by fammydamammy, Guest Contributor
I’m fammydamammy, also known as “Fammy,” and I am known for several amiibo, one of them being Mario. My Mario amiibo is one of the strongest, currently having three wins and several top 8 placements in vanilla amiibo tournaments.
Mario has a tendency to spam Down aerial if it is ever used during training. It is a weak multi-hit that the AI struggles to use effectively on grounded opponents, often missing the last hit that launches opponents. The only instance where Down aerial is useful is after an Up throw, which is already hard-coded meaning Mario will automatically learn the combo when taught to grab. Avoid using Down air at all costs. Another move that should be avoided is FLUDD, Mario’s Down special. Mario is already coded to use it at ledge against opponents offstage, so teaching him to use it more could lead to him charging it at bad times, leaving Mario vulnerable to attacks.
The Mario amiibo in amiibo vs amiibo benefits most from an overall grounded playstyle, mostly walking to utilizing his tilts and smash attacks to both kill and rack up percent. Mario also has a strong grab game, with the AI being very good at comboing from down throw with either a forward tilt or a string of Up airs.
When training, I strongly recommend mirror matching your amiibo, meaning Mario vs Mario the entire training session. Once you see your amiibo use the moves you want to use, turn the learn button off so that it will level up without changing the base amiibo data. Do note that the amiibo get a better AI as they level up and will not play poorly because you turned off learning at an early level.
If you intend to train your amiibo with spirits, it’s best to add spirits before any training happens because of how adding spirits will shuffle an amiibo’s move values, that being said, an even 2100/2100 is the most viable option for pretty much all amiibo. For support spirits, Super Armor, Great Autoheal, and Armor Knight are the best spirits in the game but are banned from the current spirit amiibo tournament ruleset. Other options to consider for Mario include Physical Attack ↑, Trade-Off Ability, Fist Attack ↑, Foot Attack ↑, and Hyper Smash Attacks. Double Physical Attack ↑ could be a viable choice for Mario given how many of Mario’s attacks are considered physical, but do keep in mind that stacking the same support spirit diminishes the power of the duplicate effect.
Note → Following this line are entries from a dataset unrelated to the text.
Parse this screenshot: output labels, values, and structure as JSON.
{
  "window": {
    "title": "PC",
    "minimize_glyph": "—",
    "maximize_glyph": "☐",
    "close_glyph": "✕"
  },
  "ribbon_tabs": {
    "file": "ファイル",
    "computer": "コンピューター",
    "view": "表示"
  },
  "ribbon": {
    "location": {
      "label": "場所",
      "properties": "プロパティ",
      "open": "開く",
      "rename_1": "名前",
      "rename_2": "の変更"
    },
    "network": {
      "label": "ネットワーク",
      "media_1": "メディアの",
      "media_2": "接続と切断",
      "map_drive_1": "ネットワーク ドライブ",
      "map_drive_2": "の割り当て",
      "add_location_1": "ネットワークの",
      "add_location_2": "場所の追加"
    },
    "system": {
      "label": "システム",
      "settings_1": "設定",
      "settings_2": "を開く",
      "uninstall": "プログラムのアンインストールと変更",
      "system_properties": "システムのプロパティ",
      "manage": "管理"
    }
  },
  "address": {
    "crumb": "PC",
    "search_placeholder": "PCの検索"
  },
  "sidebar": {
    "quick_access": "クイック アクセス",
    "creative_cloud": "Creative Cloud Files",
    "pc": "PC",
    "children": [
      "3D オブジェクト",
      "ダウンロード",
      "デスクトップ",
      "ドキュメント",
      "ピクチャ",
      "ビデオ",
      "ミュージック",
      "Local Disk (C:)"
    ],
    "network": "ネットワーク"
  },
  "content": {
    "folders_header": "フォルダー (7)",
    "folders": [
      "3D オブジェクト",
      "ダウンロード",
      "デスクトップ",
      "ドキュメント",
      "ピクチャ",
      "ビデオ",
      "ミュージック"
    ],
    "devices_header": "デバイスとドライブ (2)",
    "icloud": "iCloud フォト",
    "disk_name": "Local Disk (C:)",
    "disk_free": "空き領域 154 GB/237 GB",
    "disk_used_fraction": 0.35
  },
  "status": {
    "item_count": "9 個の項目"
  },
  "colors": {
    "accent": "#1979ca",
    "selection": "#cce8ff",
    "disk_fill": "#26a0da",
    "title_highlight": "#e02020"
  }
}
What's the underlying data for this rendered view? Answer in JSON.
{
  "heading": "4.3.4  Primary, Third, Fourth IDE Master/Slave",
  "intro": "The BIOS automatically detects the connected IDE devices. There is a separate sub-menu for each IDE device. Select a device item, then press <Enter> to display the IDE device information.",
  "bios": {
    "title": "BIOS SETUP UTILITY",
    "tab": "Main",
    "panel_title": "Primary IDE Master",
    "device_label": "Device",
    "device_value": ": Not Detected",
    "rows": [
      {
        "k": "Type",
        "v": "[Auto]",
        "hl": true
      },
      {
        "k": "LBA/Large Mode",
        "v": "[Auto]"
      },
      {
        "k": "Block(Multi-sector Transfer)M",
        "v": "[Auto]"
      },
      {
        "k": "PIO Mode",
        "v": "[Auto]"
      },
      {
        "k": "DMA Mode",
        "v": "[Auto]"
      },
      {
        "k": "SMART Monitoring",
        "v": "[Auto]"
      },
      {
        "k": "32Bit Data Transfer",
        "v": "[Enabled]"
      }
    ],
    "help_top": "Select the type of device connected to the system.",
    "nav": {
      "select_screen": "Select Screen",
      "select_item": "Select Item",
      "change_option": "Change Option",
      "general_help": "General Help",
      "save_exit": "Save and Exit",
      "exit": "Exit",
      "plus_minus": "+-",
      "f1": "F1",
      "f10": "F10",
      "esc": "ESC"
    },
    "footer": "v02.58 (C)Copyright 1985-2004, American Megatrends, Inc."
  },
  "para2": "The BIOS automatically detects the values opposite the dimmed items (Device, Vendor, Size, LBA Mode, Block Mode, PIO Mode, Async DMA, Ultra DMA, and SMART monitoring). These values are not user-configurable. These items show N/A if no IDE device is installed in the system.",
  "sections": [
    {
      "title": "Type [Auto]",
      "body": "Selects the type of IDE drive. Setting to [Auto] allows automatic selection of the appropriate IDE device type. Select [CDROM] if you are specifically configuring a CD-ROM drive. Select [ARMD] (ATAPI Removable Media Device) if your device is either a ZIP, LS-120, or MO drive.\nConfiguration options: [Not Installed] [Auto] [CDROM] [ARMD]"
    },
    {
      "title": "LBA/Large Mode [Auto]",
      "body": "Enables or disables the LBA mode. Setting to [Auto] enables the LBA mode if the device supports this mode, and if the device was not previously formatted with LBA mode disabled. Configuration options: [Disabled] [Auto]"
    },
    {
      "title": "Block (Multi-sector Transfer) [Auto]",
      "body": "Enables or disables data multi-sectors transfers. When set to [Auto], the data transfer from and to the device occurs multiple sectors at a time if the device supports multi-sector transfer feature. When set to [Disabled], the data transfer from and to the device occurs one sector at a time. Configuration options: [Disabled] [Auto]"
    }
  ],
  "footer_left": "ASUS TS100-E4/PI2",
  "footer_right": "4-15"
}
How to train Mario
Forward Smash is one of Mario’s great damage building tools and is his best kill move, having great range and power. Make sure to teach Mario to use this move a lot.
Forward Tilt is a great get-off-me tool due to how fast it comes out, frame 5, and has decent power. Mario can also combo into it from a Down throw at low percents too, which is one of his bread and butter combos in amiibo. Teach Mario to use it often.
Down Smash is also a strong get-off-me tool that comes out just as fast as Forward tilt in addition to hitting on both sides and having good kill power behind it. Teach Mario to use it often alongside Forward tilt.
Up Smash is a solid anti-air that the AI can chain into multiple times at low percents. It has good kill power but lacks range in front of Mario, so teach Mario to use it often against opponents that are behind or are in the air above him.
Grabs are really good for Mario, as mentioned before Down throw can lead into Forward tilt at low percents, but can also lead into Up air combos that end in an Up special at mid-high percents. Use grabs often while training Mario so that he can learn these combos.
Down Tilt comes out quick and can lead into a string of up airs. Forward tilt should be used more often, but Down tilt can be sprinkled in as well.
Up Air is a great move that the AI can use to juggle with very well. Mario should primarily stay grounded, but feel free to occasionally go for Up airs to juggle or after a throw.
Back Air is also a really good aerial that comes out fairly quick and has good power. Again, Mario should primarily stay grounded but Back air is a solid move to go for every so often.
Neutral Special, Mario’s Fireball is a move that is pretty situational in amiibo. On one hand, It’s a decent projectile that can be used at a distance to rack up damage and use in the air as a landing option, but on the other hand, as with all amiibo with projectiles, Mario has a tendency to use fireball point-blank as well, and with its relatively high lag and low knockback, makes it pretty risky when up close. Teach Mario to use it at a distance and in the air occasionally.
Why It Works
In the amiibo metagame, characters with good kill power or something that exploits the Smash Ultimate CPU AI are favored, with Mario having a strong well-rounded moveset, having good kill power and damage racking ability.
That about wraps up my Smash Ultimate Mario amiibo guide. Thanks for reading and good luck training!